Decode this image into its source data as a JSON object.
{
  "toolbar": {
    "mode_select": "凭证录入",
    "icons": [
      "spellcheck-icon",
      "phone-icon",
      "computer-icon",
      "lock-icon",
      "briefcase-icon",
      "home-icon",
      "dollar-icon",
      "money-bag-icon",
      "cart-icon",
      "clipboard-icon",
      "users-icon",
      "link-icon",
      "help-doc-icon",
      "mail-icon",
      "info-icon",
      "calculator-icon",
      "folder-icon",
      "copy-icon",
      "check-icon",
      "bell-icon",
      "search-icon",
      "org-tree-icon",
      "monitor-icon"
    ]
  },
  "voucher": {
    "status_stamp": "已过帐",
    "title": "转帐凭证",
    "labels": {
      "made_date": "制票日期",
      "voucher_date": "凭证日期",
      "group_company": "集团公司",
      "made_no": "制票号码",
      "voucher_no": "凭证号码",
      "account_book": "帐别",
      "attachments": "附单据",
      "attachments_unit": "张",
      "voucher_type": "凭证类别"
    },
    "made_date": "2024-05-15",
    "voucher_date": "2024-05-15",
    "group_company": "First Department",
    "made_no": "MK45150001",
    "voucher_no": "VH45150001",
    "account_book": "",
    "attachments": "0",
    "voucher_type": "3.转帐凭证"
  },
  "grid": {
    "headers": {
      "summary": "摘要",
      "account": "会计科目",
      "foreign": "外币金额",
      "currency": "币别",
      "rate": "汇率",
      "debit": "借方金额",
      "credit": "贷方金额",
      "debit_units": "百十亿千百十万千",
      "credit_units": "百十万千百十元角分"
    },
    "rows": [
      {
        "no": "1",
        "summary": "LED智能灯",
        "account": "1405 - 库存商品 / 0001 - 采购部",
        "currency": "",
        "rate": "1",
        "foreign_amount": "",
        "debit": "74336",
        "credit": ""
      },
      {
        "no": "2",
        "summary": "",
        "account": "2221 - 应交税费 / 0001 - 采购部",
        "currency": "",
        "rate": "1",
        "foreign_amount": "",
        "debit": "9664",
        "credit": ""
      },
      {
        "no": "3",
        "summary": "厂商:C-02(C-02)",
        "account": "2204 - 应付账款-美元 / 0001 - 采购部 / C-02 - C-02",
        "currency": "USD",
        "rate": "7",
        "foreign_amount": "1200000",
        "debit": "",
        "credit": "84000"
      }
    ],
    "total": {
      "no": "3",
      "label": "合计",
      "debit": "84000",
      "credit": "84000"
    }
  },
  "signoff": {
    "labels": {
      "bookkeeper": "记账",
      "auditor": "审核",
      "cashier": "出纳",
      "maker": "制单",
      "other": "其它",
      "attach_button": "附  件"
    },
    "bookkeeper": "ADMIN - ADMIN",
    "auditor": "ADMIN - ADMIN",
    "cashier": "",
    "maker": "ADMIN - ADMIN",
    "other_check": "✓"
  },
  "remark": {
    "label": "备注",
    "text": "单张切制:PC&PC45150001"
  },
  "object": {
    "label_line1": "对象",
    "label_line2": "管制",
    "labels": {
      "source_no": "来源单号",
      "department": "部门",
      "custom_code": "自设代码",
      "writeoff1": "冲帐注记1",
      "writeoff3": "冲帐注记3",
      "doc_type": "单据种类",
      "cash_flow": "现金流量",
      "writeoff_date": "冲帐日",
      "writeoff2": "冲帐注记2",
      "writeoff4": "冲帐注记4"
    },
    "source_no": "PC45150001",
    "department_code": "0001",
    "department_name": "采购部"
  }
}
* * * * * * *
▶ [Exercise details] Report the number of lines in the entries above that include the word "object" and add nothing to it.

▶ [Task result] 2